Recap: Pathways for Women in Venture CapitalPosted on • Posted in Speakers
Venture capital (VC) is a competitive and difficult field for anyone to break into, especially women, who comprise fewer than 10% of decision-makers at U.S. VC firms. On Tuesday 1/12, Samara Mejia Hernandez (KSM ’14) founding partner of Chingona Ventures joined an event hosted by The Garage to provide her perspective and advice on how Northwestern students interested in a career in venture should approach landing a role.
One of the key takeaways from Samara was advice passed down to her years ago, “Give people so much value that they feel bad not giving you their business!” Her approach with both founders and Limited Partners (LPs), the institutions and high net worth individuals that invest in venture capital funds, has been to provide them each a unique value-add.
She also advised making sure that the day-to-day work of venture capital is something that you are actually interested in and passionate about, not just the allure and prestige of the title. Her days begin early and end late, and include a schedule full of meetings and supporting startups when they need help. To be able to do that and not burn out doesn’t just require being good at analyzing companies, it also requires a genuine love of the work she is doing.
If you’re sure that you want to pursue a path in venture, Samara recommends being intentional about how you utilize informational calls and coffee chats with professionals who could help you out. Be sure to do your homework beforehand and ask interesting questions with more depth than “tell me about your career.” Most importantly, always follow up with something useful based on your conversation, such as an article that discusses a topic they were interested in or information about a new startup in the industry they invest in. Those conversations will make you stand out for future opportunities.

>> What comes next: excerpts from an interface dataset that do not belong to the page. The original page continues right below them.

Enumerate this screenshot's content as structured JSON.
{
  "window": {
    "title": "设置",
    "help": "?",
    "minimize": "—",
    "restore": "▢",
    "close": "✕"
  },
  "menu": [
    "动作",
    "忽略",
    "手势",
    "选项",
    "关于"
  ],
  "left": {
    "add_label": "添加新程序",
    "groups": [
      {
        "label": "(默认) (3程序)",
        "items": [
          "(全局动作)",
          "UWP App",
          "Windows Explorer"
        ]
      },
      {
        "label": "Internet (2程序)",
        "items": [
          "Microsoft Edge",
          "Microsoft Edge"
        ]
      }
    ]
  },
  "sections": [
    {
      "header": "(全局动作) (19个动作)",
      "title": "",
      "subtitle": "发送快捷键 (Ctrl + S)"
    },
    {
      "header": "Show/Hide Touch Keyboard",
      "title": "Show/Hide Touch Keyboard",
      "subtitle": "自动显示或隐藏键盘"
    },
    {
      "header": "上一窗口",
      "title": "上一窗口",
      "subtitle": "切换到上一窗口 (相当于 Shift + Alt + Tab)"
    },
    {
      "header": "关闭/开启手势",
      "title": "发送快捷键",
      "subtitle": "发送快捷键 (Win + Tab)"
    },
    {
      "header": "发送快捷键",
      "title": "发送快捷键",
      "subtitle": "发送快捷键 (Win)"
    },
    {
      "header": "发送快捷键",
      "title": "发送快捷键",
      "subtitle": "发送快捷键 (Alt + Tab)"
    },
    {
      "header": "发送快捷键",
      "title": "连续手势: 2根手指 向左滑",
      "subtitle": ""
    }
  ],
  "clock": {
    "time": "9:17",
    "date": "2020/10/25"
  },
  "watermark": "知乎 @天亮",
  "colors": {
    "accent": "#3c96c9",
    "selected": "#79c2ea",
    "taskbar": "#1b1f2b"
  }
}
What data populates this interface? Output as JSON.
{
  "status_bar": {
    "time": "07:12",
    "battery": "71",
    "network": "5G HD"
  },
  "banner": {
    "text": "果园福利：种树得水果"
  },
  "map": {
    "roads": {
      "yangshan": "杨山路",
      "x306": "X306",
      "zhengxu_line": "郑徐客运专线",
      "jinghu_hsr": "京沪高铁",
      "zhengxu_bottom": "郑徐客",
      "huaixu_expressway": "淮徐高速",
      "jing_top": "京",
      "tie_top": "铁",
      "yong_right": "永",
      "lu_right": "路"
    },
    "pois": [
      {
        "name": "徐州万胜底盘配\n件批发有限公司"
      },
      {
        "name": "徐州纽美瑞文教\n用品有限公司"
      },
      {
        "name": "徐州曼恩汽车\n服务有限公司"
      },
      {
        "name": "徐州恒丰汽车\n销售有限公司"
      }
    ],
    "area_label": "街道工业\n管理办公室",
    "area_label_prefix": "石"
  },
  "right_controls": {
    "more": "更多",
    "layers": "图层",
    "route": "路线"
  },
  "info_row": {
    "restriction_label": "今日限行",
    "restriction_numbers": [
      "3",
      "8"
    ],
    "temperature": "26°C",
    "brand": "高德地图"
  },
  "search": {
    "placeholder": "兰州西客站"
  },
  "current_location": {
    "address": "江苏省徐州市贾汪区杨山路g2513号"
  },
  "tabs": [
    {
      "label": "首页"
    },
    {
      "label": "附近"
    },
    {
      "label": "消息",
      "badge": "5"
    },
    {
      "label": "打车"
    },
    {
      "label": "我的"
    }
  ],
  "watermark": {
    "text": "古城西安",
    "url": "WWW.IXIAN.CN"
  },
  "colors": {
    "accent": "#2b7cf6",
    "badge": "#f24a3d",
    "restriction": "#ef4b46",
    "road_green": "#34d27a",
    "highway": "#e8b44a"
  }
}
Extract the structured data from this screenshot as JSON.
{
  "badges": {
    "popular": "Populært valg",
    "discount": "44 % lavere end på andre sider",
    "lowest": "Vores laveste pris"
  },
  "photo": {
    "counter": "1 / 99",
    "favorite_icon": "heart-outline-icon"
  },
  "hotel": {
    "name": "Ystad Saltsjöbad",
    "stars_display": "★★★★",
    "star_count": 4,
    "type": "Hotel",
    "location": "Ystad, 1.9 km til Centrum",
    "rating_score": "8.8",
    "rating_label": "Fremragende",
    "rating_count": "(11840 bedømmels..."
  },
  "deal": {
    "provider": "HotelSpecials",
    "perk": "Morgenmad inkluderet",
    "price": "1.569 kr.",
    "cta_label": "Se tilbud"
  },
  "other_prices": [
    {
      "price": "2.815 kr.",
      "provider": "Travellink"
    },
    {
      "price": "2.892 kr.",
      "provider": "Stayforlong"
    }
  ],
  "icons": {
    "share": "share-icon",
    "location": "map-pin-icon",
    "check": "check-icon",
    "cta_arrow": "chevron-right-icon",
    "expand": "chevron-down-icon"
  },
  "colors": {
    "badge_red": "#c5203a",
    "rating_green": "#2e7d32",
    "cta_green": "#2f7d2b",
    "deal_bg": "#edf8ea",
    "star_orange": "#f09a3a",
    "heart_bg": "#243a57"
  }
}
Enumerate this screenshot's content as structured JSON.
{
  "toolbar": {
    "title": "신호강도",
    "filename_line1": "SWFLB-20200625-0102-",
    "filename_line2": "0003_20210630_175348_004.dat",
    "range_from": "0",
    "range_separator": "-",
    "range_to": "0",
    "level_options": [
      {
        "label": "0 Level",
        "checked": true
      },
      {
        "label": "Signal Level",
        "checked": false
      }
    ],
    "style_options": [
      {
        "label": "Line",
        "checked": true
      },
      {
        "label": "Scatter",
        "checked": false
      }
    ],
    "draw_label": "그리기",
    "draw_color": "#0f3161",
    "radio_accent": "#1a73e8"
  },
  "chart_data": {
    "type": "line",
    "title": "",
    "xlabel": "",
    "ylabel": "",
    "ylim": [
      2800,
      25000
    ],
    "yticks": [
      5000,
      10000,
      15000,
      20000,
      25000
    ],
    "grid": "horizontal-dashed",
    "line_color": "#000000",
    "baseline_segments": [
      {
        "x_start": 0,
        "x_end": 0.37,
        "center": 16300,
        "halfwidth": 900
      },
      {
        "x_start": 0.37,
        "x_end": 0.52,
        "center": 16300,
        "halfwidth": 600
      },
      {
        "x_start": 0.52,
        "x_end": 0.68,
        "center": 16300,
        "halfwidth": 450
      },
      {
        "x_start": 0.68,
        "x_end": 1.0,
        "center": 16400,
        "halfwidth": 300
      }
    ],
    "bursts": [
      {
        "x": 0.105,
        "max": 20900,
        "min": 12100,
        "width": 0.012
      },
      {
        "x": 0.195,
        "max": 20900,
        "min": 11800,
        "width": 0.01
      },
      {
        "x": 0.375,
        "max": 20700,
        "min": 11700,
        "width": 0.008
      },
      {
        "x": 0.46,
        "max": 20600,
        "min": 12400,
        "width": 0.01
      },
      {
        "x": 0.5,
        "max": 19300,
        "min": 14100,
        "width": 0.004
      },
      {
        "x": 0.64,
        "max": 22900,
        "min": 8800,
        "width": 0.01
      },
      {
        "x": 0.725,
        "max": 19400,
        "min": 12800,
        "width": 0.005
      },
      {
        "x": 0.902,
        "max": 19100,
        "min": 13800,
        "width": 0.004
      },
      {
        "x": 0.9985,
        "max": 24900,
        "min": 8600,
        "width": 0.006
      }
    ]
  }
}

In order to begin cultivating your investing intuition today, Samara suggests building a virtual portfolio of investments, a sort of “fantasy football” of startups. Track the portfolio over time to see if the companies take off in the way you thought they would using platforms like Pitchbook, a tool for researching and tracking private market data. Northwestern students can access Pitchbook for free here with their netid when on a Northwestern network or VPN. Samara also suggests practicing writing investment memos for startups in your fantasy portfolio. Bessemer Ventures offers several examples of investment memos here that you can use as examples.
You can watch Samara’s full talk below: